The planned $30 billion merger between the London Stock Exchange and Deutsche Boerse is one notable deal that could be affected, Coffee said, as shareholders vote to approve it next month.
Colin Scagell, partner at international law firm Mayer Brown, acknowledged a likely slowdown in capital markets but said London offices have plenty on their plates, forming back-up plans for large companies.
"I expect that on Friday morning, if it is a vote to leave, our clients will say to us corporate lawyers, 'OK, let's make contingency plan,'" said Scagell, partner in the corporate finance and securities practice. "One of the first things we'd be doing is asking clients if they needed help to determine if they rely heavily on the free movement of goods and services throughout the EU."
Scagell said a leave vote is just step one in figuring out what an exit would mean for London-based corporations.
"If there is a Brexit vote, then there is a long period of transition for companies," he said. "Until the exit terms are settled down, we're still in a period of uncertainty."
The uncertainty would last throughout the massive transitional period, he said, when big businesses and banks would watch how the U.K. actually extricates itself. Until the conditions are hashed out in Parliament, he said, lawyers are limited in what they can do.

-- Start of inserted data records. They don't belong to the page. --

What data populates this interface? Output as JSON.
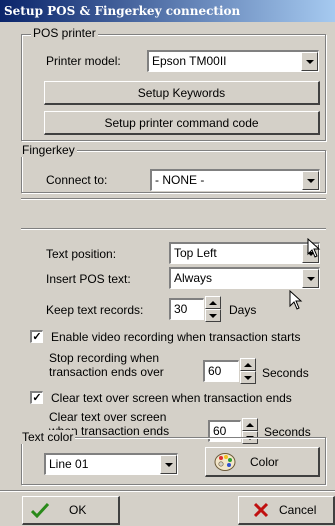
{
  "window": {
    "title": "Setup POS & Fingerkey connection"
  },
  "pos_printer": {
    "group_label": "POS printer",
    "model_label": "Printer model:",
    "model_value": "Epson TM00II",
    "setup_keywords_label": "Setup Keywords",
    "setup_command_label": "Setup printer command code"
  },
  "fingerkey": {
    "group_label": "Fingerkey",
    "connect_label": "Connect to:",
    "connect_value": "- NONE -"
  },
  "text": {
    "position_label": "Text position:",
    "position_value": "Top Left",
    "insert_label": "Insert POS text:",
    "insert_value": "Always",
    "keep_label": "Keep text records:",
    "keep_value": "30",
    "keep_unit": "Days"
  },
  "video": {
    "enable_label": "Enable video recording when transaction starts",
    "enable_checked": "✓",
    "stop_label_line1": "Stop recording when",
    "stop_label_line2": "transaction ends over",
    "stop_value": "60",
    "stop_unit": "Seconds"
  },
  "clear": {
    "enable_label": "Clear text over screen when transaction ends",
    "enable_checked": "✓",
    "after_label_line1": "Clear text over screen",
    "after_label_line2": "when transaction ends",
    "after_value": "60",
    "after_unit": "Seconds"
  },
  "text_color": {
    "group_label": "Text color",
    "line_value": "Line 01",
    "color_button_label": "Color"
  },
  "footer": {
    "ok_label": "OK",
    "cancel_label": "Cancel"
  }
}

"We'll be swamped with questions. I don't think we'll have all the answers straight away, but we'll certainly be ramping up the contingency plans," Scagell said.
One strategy is pivoting to Ireland. Some insurance companies Scagell advises are considering adding Irish-registered carriers to handle business in continental Europe while London is sorting out the Brexit terms.
Irish lawyers, meanwhile, have been phoning Mayer Brown to offer their services, Scagell said, advocating for Dublin to be the next hub for the European Union in the event of a Brexit,
"I've had a lot of Irish lawyers on the phone to me saying 'We're your guy,'" Scagell said. "When your client wants to make contingency plans on how they continue to do business in the EU, come to Dublin."